DRZ400 indicator relocation brackets
Photo 50 of DRZ400 adventure bike build
The 28 litre Safari tank does not allow for the stock indicators to be mounted without hitting the tank at full lock. These relocation brackets were fabricated using 3mm aluminium plate and aluminium standoffs
Fiberglass panniers
Photo 51 of DRZ400 adventure bike build
Being a fan of hard luggage, RemoteMoto fiberglass panniers were fitted
Bottle cages
Photo 52 of DRZ400 adventure bike build
To hold 4 X 1 litre bottles the RemoteMoto bottle cages were fitted
Internal bar heaters
Photo 53 of DRZ400 adventure bike build
I am a fan of internal bar heaters so I can run my favourite grips. The link below shows the process of modifying a set of Polly Heaters to fit 1 1/8 bars
Wiring
Photo 54 of DRZ400 adventure bike build
The wiring of the bike is centred around negative spade connector common rails and fused positive spade connector common rails fed from a relay. All the wire to wire connections use shrink crimp connectors
DRZ400 hand guards
Photo 55 of DRZ400 adventure bike build
Years of using Barkbusters has sold me on their products. For fitment and durability there was no question when it came to fitting hand guards
DRZ400 pivot levers
Photo 56 of DRZ400 adventure bike build
The stock DRZ400 levers are not adjustable and fairly horrid to use off road. While there are a number of options for the DRZ400, I really like the adjustable Zeta pivot levers and have been using them for years
Reference Link : Zeta - Pivot Levers
Starter idle gear cover bolt upgrade
Photo 57 of DRZ400 adventure bike build
The stock bolts holding the starter idle gear cover in place have very broad heads. These bolts can bind themselves to the alloy gear cover surface and normally require an impact driver to remove them. If you are forced to do a stator replacement mid-trip without access to an impact driver, you can find yourself in a jam. By replacing the stock bolts with allen heads bolts this allows you to use an allen key and remove them with relative ease
Double take mirrors
Photo 58 of DRZ400 adventure bike build
The stock DRZ400 mirrors are heavy, break easily and can prove costly to repeatedly replace. The double take mirrors are a great lightweight, durable option that conveniently fold away when you are riding bush tracks that can have branches catch the mirrors
DRZ400 chain guuide
Photo 59 of DRZ400 adventure bike build
The stock DRZ400 chain guide is alloy and can bend easily when given a decent smack. The TM Designworks Factory chain guide is a simply brilliant product that not only looks good, but it is bulletproof
Motion Pro LiteLoc Rim Locks
Photo 60 of DRZ400 adventure bike build
To help reduce the number of wheel weights used, the Motion Pro LiteLoc Rim Locks are used front and back
GoldenTyre 723
Photo 61 of DRZ400 adventure bike build
There are a number of good tyres out there and everyone has their favourite, but on this build a set of GoldenTyre 723 were fitted due to them being a simply brilliant adventure tyre

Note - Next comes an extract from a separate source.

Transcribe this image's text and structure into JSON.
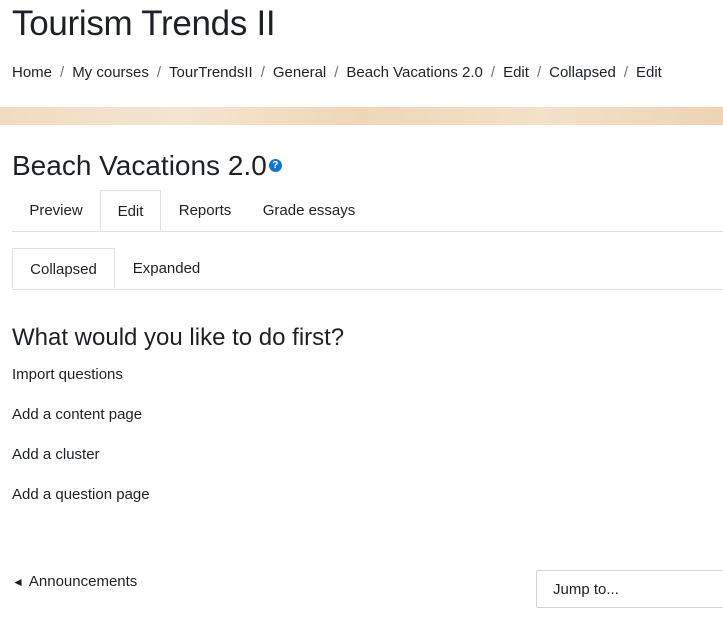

The final result 

After many hours in the workshop, this is the result 

Photo 62 of DRZ400 adventure bike build
Photo 63 of DRZ400 adventure bike build
Photo 64 of DRZ400 adventure bike build
Photo 65 of DRZ400 adventure bike build

Added By

RMOTO
Ride Reports
73
View
Routes
524
View
Map Markers
883
View
Articles
359
View
Reviews
221
View
Updates
16
View
Photos
124
View
Mototokens
805
View